N2 - The effects of the number of seeds in a training sample set on the ability to predict the viability of cabbage or radish seeds are presented and discussed. The supervised classification method extended canonical variates analysis (ECVA) was used to develop a classification model. Calibration sub-sets of different sizes were chosen randomly with several iterations and using the spectral-based sample selection algorithms DUPLEX and CADEX. An independent test set was used to validate the developed classification models. The results showed that 200 seeds were optimal in a calibration set for both cabbage and radish data. The misclassification rates at optimal sample size were 8%, 6% and 7% for cabbage and 3%, 3% and 2% for radish respectively for random method (averaged for 10 iterations), DUPLEX and CADEX algorithms. This was similar to the misclassification rate of 6% and 2% for cabbage and radish obtained using all 600 seeds in the calibration set. Thus, the number of seeds in the calibration set can be reduced by up to 67% without significant loss of classification accuracy, which will effectively enhance the cost-effectiveness of NIR spectral analysis. Wavelength regions important for the discrimination between viable and non-viable seeds were identified using interval ECVA (iECVA) models, ECVA weight plots and the mean difference spectrum for viable and no- viable seeds.

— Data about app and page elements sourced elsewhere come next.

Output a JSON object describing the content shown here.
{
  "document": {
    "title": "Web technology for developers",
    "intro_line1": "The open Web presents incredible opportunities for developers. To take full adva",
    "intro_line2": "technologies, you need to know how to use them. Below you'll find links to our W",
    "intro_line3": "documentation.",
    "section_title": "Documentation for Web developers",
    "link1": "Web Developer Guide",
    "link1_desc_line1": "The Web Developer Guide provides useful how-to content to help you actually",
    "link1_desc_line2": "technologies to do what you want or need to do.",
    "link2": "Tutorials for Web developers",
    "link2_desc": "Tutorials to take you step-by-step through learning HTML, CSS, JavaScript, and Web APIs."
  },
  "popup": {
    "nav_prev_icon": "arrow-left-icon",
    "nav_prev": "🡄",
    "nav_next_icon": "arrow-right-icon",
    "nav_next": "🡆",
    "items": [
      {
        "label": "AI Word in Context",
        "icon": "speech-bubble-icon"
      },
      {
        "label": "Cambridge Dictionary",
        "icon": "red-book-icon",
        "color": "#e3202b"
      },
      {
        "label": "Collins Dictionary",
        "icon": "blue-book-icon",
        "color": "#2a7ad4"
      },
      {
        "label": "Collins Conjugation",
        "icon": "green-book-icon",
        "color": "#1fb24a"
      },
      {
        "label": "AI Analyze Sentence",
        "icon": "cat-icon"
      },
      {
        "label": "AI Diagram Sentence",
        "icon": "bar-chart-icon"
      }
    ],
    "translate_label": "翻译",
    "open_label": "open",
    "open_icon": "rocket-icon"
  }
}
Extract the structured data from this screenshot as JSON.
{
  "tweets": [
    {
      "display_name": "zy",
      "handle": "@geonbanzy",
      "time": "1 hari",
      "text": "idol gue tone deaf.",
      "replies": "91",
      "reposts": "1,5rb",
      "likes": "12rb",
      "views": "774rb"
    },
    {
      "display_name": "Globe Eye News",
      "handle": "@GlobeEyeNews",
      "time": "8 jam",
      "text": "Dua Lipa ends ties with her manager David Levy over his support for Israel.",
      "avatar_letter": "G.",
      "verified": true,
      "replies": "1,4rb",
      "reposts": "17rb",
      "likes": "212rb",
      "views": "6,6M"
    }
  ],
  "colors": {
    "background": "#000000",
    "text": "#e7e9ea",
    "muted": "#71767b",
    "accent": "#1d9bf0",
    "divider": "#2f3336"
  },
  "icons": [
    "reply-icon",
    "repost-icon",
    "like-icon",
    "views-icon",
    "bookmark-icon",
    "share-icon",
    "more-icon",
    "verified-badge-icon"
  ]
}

AB - The effects of the number of seeds in a training sample set on the ability to predict the viability of cabbage or radish seeds are presented and discussed. The supervised classification method extended canonical variates analysis (ECVA) was used to develop a classification model. Calibration sub-sets of different sizes were chosen randomly with several iterations and using the spectral-based sample selection algorithms DUPLEX and CADEX. An independent test set was used to validate the developed classification models. The results showed that 200 seeds were optimal in a calibration set for both cabbage and radish data. The misclassification rates at optimal sample size were 8%, 6% and 7% for cabbage and 3%, 3% and 2% for radish respectively for random method (averaged for 10 iterations), DUPLEX and CADEX algorithms. This was similar to the misclassification rate of 6% and 2% for cabbage and radish obtained using all 600 seeds in the calibration set. Thus, the number of seeds in the calibration set can be reduced by up to 67% without significant loss of classification accuracy, which will effectively enhance the cost-effectiveness of NIR spectral analysis. Wavelength regions important for the discrimination between viable and non-viable seeds were identified using interval ECVA (iECVA) models, ECVA weight plots and the mean difference spectrum for viable and no- viable seeds.

KW - seeds

KW - NIR

KW - classification

KW - ECVA

KW - iECVA

KW - PCA

KW - DUPLEX

KW - CADEX

KW - misclassification rate

U2 - 10.1255/jnirs.966

DO - 10.1255/jnirs.966

M3 - Journal article

VL - 19

SP - 451

EP - 461

JO - Journal of Near Infrared Spectroscopy

JF - Journal of Near Infrared Spectroscopy

SN - 0967-0335

IS - 6

ER -